When it comes to plastics and recycling, the picture can be a bit confusing for residents all wanting to do the right thing. There are just so many different types of plastics in the world, plastics that people use everyday, which many people assume can be recycled.

Plastics come in all shapes and sizes and whilst we do ask for all your milk bottles and plastic bottles, it doesn’t necessarily mean we want every type of plastic.

So what are the plastics we don’t want? The following list details some of the items that Viridor, our current contractor and materials recovery facility operator told us they can’t recycle:

  • Laminated plastics – these can go into your refuse bin
  • CDs and cases and their transparent sleeves – charity shops or the refuse bin
  • Childrens toys – to the local Reuse and Recycling Centre or toy libary
  • Electrical appliances – to Reuse & Recycling Centre or a WEEE bank
  • Video and music cassettes – these can go into your refuse bin
Videos, music cassettes, toys, laminated documents, electrical items cannot be recycled in your green bin

Videos, music cassettes, toys, laminated documents and electrical items cannot be recycled using your green bin

New technologies have made video and music cassettes redundant but many people still have lots of these at home. These are made up of plastic, metal and tape which becomes entangled in the sorting equipment if they end up in the recycling bin. We don’t have any facilities to collect these and the nearest place to process and recycle them is in Bristol.

There are also other ways to make use of some items as well. For example CDs can be used as bird scarers if you’re a gardener or have an allotment. Freecycle could also be seen as a way finding a home for these items as local community projects might be able to use them (often projects like things with different textures and colours to create mosaics for example) or pass them on to friends and family, or sell them on online sites.

Another item that we’d like to see out of the recycling bin is clothing and textiles. Whilst we have been collecting them in the recycling bin when we were with a different contractor, the time has come to change this. We are now asking residents not to use this route and instead use our textile banks or your local charity shops.

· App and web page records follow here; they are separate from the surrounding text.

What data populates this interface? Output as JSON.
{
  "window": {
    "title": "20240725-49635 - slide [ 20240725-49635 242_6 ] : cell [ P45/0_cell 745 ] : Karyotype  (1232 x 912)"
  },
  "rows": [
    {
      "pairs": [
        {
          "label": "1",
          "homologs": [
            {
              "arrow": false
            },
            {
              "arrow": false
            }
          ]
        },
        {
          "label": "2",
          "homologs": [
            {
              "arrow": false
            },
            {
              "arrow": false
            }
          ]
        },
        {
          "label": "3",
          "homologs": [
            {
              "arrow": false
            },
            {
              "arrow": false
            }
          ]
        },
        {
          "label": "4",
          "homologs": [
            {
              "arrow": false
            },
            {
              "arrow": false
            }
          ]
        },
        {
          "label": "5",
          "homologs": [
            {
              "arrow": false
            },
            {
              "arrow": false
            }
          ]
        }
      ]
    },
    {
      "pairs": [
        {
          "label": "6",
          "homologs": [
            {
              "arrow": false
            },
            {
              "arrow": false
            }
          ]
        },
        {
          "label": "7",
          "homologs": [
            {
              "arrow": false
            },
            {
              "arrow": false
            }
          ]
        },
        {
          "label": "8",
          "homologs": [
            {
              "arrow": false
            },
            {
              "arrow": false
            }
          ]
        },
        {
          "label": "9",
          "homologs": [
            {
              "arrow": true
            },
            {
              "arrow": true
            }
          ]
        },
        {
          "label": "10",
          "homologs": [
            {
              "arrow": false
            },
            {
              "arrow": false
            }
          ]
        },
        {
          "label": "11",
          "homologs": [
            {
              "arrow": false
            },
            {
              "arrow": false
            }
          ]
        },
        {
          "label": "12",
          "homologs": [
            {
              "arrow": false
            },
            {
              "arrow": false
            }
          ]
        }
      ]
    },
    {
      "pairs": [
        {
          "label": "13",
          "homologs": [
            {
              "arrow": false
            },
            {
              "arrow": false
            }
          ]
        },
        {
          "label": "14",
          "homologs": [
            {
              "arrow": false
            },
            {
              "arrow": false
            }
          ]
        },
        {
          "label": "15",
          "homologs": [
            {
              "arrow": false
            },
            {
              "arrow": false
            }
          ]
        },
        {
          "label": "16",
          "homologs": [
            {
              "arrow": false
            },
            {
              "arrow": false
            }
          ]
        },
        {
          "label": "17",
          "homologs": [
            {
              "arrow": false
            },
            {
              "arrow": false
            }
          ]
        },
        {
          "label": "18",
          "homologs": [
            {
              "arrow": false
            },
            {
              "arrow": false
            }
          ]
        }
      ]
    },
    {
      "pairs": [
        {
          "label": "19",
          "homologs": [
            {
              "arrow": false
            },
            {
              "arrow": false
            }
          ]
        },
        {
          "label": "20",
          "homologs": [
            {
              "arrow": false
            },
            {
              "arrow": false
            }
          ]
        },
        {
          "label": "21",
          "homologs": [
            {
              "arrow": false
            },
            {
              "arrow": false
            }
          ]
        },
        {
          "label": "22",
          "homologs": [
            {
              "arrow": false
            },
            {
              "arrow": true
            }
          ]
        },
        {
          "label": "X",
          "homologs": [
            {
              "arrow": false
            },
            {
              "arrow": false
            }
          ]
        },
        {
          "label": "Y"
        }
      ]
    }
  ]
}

Please take clothing to a textile banks or a charity shop

Please take clothing to a textile bank or a charity shop and avoid using your recycling bin

This is because the quality is massively reduced when clothes and textiles are put into the bin. After leaving the bin they are tipped into a truck and then tipped again and sorted at the materials recovery facility (MRF). This isn’t what you’d call a very clean operation and as you can imagine, the clothes get very dirty, smelly and reduced in quality and value. By placing textiles in our textile banks you can be sure someone will be able to enjoy the benefits of your generosity. Visit this link to see where our textile banks are, http://www.lewisham.gov.uk/myservices/wasterecycle/textile-recycling/Pages/Textile-recycling-banks.aspx

As a general rule of thumb regarding recycling, we say that if it’s not on the sticker on your recycling bin, then please put the item into your refuse bin.

Full details here: http://www.lewisham.gov.uk/myservices/wasterecycle/Pages/What-can-i-put-in-my-recycling-bin.aspx